Dear Members of the Barnard Community, 

We want to begin by acknowledging the importance and impact of the Supreme Court ruling on the Dobbs v. Jackson case. We know that for many of us, this is a painful moment personally and a collective challenge to our communities. We want to offer our support and perspective in our areas of expertise in health, public health and inequities as many of us in the Barnard community are anxious, outraged and shocked by the Supreme Court decision that came out this past Friday.

We want to reassure our students that the Supreme Court decision has no effect on the healthcare you can access and receive through Barnard, or the many layers of support and counseling that the College offers you. Medical and public health data support that access to a wide range of reproductive health services, including abortion, is safe, effective and a critical aspect of healthcare. A May 4 letter in The Washington Post signed by public health deans and leaders speaks to the data and research around the impact of this decision.   

While abortion rights will likely be protected in New York State, these changes in reproductive health access will continue to impact individuals and communities where health inequities already exist. In a recent article in the BMJ, Terry McGovern, Harriet and Robert Heilbrunn Professor, Chair of the Department of Population and Family Health, cites demographic data that estimates an increase in pregnancy-related deaths 21% overall and 33% in Black women. Additionally, over 20 states with restrictive abortion laws have trigger laws that ban abortion with the recent decision.  

As President Beilock points out in her letter, the College’s mission statement reads, in part: “As a college for women, Barnard embraces its responsibility to address issues of gender in all of their complexity and urgency.” As one of the most complex and challenging issues of our time, abortion calls on Barnard not only to contribute to but also to help lead this difficult national conversation. We do this through our teaching, learning, scholarship, engagement and advocacy.
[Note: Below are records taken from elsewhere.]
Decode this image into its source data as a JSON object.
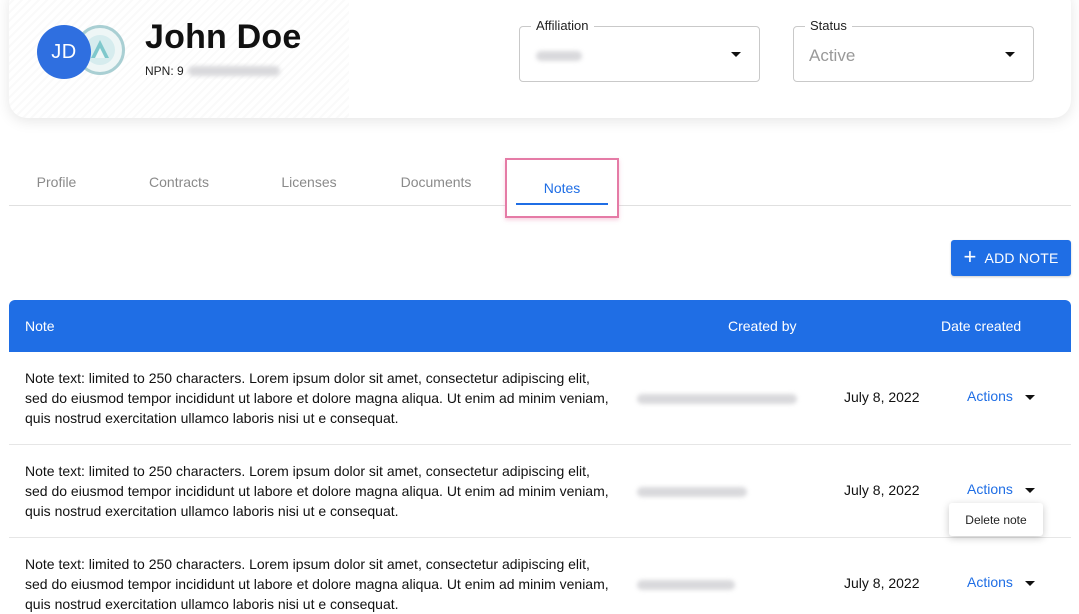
{
  "agent": {
    "initials": "JD",
    "name": "John Doe",
    "npn_label": "NPN: 9"
  },
  "filters": {
    "affiliation_label": "Affiliation",
    "status_label": "Status",
    "status_value": "Active"
  },
  "tabs": [
    {
      "label": "Profile",
      "active": false
    },
    {
      "label": "Contracts",
      "active": false
    },
    {
      "label": "Licenses",
      "active": false
    },
    {
      "label": "Documents",
      "active": false
    },
    {
      "label": "Notes",
      "active": true
    }
  ],
  "toolbar": {
    "add_note_label": "ADD NOTE"
  },
  "table": {
    "columns": [
      "Note",
      "Created by",
      "Date created"
    ],
    "rows": [
      {
        "note": "Note text: limited to 250 characters. Lorem ipsum dolor sit amet, consectetur adipiscing elit, sed do eiusmod tempor incididunt ut labore et dolore magna aliqua. Ut enim ad minim veniam, quis nostrud exercitation ullamco laboris nisi ut e consequat.",
        "date": "July 8, 2022",
        "actions_label": "Actions"
      },
      {
        "note": "Note text: limited to 250 characters. Lorem ipsum dolor sit amet, consectetur adipiscing elit, sed do eiusmod tempor incididunt ut labore et dolore magna aliqua. Ut enim ad minim veniam, quis nostrud exercitation ullamco laboris nisi ut e consequat.",
        "date": "July 8, 2022",
        "actions_label": "Actions"
      },
      {
        "note": "Note text: limited to 250 characters. Lorem ipsum dolor sit amet, consectetur adipiscing elit, sed do eiusmod tempor incididunt ut labore et dolore magna aliqua. Ut enim ad minim veniam, quis nostrud exercitation ullamco laboris nisi ut e consequat.",
        "date": "July 8, 2022",
        "actions_label": "Actions"
      }
    ]
  },
  "actions_menu": {
    "items": [
      "Delete note"
    ]
  },
  "colors": {
    "primary": "#1f6ee5",
    "avatar": "#2f6fe0",
    "highlight_border": "#e57ba6"
  }
}
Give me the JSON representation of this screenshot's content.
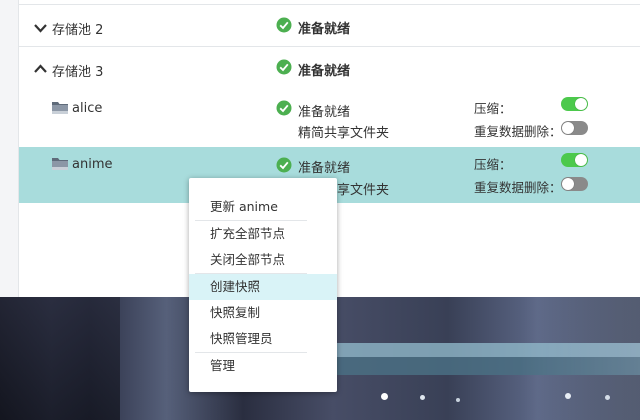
{
  "pools": [
    {
      "name": "存储池 2",
      "status": "准备就绪",
      "expanded": false
    },
    {
      "name": "存储池 3",
      "status": "准备就绪",
      "expanded": true
    }
  ],
  "shares": [
    {
      "name": "alice",
      "status": "准备就绪",
      "type": "精简共享文件夹",
      "compress_label": "压缩：",
      "compress_on": true,
      "dedup_label": "重复数据删除：",
      "dedup_on": false
    },
    {
      "name": "anime",
      "status": "准备就绪",
      "type_visible": "享文件夹",
      "compress_label": "压缩：",
      "compress_on": true,
      "dedup_label": "重复数据删除：",
      "dedup_on": false,
      "selected": true
    }
  ],
  "context_menu": {
    "items": [
      {
        "label": "更新 anime"
      },
      {
        "label": "扩充全部节点"
      },
      {
        "label": "关闭全部节点"
      },
      {
        "label": "创建快照",
        "highlighted": true
      },
      {
        "label": "快照复制"
      },
      {
        "label": "快照管理员"
      },
      {
        "label": "管理"
      }
    ]
  },
  "colors": {
    "selected_row": "#a8dcdc",
    "status_ok": "#4caf50",
    "toggle_on": "#4cc94c",
    "toggle_off": "#8a8a8a",
    "menu_highlight": "#d9f3f7"
  },
  "icons": [
    "chevron-down-icon",
    "chevron-up-icon",
    "check-circle-icon",
    "folder-icon"
  ]
}
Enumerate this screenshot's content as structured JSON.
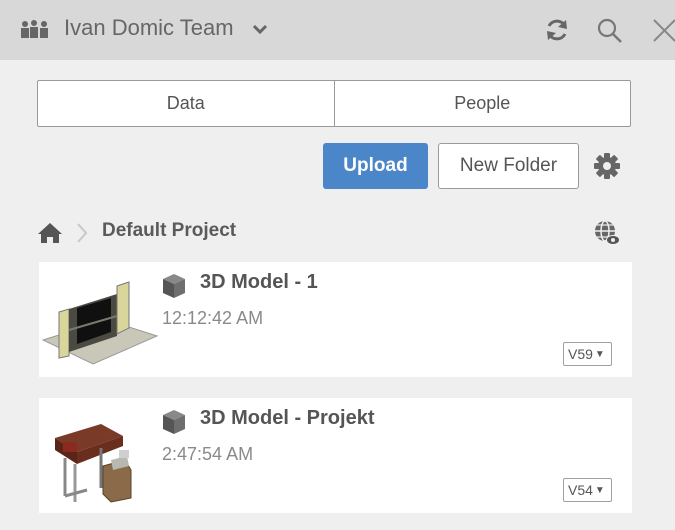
{
  "header": {
    "team_name": "Ivan Domic Team"
  },
  "tabs": {
    "data_label": "Data",
    "people_label": "People"
  },
  "toolbar": {
    "upload_label": "Upload",
    "new_folder_label": "New Folder"
  },
  "breadcrumb": {
    "project": "Default Project"
  },
  "models": [
    {
      "name": "3D Model - 1",
      "time": "12:12:42 AM",
      "version": "V59"
    },
    {
      "name": "3D Model - Projekt",
      "time": "2:47:54 AM",
      "version": "V54"
    }
  ],
  "icons": {
    "team": "team-icon",
    "chevron": "chevron-down-icon",
    "refresh": "refresh-icon",
    "search": "search-icon",
    "close": "close-icon",
    "settings": "gear-icon",
    "home": "home-icon",
    "globe": "globe-icon",
    "model": "cube-icon"
  },
  "colors": {
    "header_bg": "#d8d8d8",
    "upload_bg": "#4a86c8",
    "panel_bg": "#efefef"
  }
}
We want to invite you to engage in these important conversations. As we seek to understand what the ruling means and its potential consequences for women, girls, and anyone who can experience pregnancy in the United States, New York and Barnard, please join us on Wednesday, June 29, 7-8 p.m. EST, via Zoom, for a conversation with Terry McGovern and Janet Jakobsen, Claire Tow Professor of Women's, Gender and Sexuality Studies. This conversation will allow the community to unpack the meaning of this decision and engage in critical questions about bodily autonomy and health. Please register here for the Zoom link for this timely conversation on Wednesday. We will follow up about future related conversations.

We also invite you to watch the recent 2020/2021 graduation remarks given by Cynthia Nixon ’88 and Paola Ramos ’09; a recording of the April 7 Barnard Year of Science event, “What If Roe v. Wade Is Overturned?”, discussing the impact and magnitude of restricted access to abortion and women’s pursuit of economic security and family; and a link to the May 16 theatrical reading of Roe v. Wade 2.0, written by Professor Margaret Vandenburg, English Department. We also encourage you to learn from Barnard and Columbia students leading the Reproductive Justice Collective, which advocates for and shares resources for reproductive equity and justice. 

We call on all members of the Barnard community to help us continue to think about how we can collectively advance the dialogue on reproductive justice, the human rights of women and any individual who has the capacity to experience a pregnancy (planned or unplanned) and women’s and gender-expansive individuals’ health more generally.

In the fall, together with the Provost, we will invite Barnard’s community to submit proposals for funding for research, advocacy and teaching that address reproductive health and rights for women, girls and those with the capacity to experience pregnancy to further activate Barnard’s commitment to supporting reproductive health and justice for all. 

We know how many of you will struggle to process Friday’s news. Mental well-being is something we take very seriously at Barnard, and we must continue to look out for and support one another. Please know that you have support. Students can call Furman Counseling Center at 212-854-2092 for consultation and referral to counseling resources in their local community. Faculty and staff can make use of our Employee Assistance Program through Humana at 800-448-4358. We also want to share local and academic resources that you may find helpful.

As always, we welcome you to reach out to us with any input or questions.

In community,

Marina Catallozzi
Vice President of Health & Wellness/Chief Health Officer

Jennifer Rosales
Vice President for Inclusion and Engaged Learning/Chief Diversity Officer